Copy every line of the data that includes the string "icon".

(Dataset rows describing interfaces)
· · · ·

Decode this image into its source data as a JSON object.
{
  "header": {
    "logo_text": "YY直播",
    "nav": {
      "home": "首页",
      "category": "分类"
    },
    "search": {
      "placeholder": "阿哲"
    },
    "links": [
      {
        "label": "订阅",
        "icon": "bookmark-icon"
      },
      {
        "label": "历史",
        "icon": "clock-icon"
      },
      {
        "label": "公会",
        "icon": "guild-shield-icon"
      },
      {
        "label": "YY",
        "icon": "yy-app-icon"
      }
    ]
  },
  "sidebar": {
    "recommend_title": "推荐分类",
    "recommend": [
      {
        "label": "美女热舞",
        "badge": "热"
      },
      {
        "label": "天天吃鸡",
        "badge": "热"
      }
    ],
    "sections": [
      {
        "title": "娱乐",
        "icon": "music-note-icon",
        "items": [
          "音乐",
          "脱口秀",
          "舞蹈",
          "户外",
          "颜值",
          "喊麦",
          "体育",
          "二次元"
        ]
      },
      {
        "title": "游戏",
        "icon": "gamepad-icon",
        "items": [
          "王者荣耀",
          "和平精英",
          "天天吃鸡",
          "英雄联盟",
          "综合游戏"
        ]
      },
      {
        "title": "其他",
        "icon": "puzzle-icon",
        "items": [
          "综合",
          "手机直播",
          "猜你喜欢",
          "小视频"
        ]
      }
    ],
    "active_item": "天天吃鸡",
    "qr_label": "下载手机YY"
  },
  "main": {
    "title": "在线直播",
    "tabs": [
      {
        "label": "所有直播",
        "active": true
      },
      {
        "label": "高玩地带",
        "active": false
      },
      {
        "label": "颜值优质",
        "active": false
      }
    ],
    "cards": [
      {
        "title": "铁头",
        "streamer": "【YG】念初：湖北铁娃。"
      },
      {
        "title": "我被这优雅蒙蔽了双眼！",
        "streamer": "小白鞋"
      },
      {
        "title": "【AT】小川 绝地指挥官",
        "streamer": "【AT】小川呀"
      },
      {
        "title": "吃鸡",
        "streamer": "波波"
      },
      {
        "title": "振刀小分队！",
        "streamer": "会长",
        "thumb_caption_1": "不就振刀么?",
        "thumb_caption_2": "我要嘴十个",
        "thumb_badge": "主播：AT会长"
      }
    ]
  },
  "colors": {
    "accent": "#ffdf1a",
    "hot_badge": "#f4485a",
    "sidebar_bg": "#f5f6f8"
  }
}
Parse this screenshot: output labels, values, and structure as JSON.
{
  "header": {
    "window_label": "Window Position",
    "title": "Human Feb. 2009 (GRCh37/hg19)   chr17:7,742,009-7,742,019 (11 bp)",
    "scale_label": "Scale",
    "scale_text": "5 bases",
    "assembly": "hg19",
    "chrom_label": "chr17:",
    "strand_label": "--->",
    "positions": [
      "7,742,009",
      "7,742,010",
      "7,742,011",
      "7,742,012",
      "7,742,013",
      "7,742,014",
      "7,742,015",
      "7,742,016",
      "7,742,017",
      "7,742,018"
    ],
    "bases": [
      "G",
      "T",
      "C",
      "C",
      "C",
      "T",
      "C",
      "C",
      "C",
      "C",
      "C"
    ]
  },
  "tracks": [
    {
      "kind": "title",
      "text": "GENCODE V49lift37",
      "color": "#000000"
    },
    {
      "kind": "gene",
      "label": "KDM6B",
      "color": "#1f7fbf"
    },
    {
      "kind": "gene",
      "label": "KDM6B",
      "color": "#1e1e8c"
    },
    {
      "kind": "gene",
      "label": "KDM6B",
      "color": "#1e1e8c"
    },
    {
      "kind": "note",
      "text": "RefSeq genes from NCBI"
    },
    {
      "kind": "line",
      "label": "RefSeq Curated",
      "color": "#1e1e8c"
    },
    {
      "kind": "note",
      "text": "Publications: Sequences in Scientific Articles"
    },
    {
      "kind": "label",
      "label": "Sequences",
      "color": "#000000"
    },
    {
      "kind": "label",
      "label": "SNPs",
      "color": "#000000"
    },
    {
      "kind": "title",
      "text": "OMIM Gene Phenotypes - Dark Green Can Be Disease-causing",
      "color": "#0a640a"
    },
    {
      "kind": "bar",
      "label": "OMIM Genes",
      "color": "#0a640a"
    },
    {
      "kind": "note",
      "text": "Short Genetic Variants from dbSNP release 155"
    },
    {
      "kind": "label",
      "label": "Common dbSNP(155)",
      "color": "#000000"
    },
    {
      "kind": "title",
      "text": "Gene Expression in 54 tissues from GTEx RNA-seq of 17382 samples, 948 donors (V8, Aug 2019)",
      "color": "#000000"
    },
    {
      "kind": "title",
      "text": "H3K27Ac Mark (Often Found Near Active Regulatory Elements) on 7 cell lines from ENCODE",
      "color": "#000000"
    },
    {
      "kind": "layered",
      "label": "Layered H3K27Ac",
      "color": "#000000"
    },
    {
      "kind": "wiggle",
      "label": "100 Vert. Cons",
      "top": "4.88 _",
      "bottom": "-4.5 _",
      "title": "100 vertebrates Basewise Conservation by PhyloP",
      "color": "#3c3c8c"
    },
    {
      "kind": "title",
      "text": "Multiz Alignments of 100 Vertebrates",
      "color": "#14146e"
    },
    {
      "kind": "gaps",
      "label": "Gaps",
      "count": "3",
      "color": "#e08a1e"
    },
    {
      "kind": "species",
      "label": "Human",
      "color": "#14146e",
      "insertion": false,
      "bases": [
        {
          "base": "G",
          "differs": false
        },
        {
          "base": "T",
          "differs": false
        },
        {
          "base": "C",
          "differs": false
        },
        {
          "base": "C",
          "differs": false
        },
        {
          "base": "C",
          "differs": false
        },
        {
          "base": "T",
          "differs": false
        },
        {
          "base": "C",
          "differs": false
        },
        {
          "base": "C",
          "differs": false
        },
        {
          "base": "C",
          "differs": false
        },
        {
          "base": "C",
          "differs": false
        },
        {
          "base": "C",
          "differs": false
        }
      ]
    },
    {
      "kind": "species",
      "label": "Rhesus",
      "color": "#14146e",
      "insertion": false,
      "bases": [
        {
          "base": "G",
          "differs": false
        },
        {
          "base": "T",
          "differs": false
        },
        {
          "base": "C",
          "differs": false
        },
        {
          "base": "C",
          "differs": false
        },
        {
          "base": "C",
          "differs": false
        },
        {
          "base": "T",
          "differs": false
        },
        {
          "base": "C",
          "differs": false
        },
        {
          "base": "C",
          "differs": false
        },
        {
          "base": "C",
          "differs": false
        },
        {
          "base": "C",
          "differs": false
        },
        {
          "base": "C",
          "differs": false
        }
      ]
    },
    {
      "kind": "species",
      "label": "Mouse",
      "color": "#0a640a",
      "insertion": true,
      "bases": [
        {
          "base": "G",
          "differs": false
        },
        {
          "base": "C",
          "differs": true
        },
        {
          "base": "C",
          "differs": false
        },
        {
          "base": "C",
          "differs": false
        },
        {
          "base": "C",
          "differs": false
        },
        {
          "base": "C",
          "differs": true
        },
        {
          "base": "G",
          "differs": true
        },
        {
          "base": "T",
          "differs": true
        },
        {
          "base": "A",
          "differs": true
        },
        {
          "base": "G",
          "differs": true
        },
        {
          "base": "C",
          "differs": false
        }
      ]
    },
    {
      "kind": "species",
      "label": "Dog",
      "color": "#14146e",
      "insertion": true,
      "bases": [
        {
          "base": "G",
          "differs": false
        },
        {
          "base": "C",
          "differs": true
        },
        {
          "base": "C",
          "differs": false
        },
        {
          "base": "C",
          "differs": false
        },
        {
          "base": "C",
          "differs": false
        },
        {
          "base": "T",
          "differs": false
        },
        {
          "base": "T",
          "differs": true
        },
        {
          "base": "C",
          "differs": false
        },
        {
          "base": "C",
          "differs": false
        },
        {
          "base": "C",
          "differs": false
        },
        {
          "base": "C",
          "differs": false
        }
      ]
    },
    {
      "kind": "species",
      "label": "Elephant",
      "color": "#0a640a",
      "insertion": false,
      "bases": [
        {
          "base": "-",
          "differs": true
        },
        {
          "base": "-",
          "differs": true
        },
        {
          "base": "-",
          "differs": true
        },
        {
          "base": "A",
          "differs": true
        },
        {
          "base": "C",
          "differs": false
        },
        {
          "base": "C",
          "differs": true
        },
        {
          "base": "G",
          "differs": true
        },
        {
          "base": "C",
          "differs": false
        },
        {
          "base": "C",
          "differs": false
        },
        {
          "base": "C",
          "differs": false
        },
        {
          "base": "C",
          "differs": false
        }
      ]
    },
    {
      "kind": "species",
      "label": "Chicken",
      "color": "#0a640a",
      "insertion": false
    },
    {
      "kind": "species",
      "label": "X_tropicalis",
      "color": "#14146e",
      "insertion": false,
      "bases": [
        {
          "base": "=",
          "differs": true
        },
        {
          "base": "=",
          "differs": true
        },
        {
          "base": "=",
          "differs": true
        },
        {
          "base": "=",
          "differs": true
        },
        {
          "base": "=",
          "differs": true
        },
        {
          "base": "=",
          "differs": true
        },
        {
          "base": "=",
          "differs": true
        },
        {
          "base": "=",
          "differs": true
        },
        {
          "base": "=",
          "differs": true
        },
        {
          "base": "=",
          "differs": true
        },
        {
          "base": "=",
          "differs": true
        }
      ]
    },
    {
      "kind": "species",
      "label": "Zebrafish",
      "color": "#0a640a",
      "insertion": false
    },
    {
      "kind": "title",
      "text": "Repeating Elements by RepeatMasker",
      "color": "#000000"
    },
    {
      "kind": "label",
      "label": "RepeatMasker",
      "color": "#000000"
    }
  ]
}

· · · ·

PROBLEM SOLUTION:
        "icon": "bookmark-icon"
        "icon": "clock-icon"
        "icon": "guild-shield-icon"
        "icon": "yy-app-icon"
        "icon": "music-note-icon",
        "icon": "gamepad-icon",
        "icon": "puzzle-icon",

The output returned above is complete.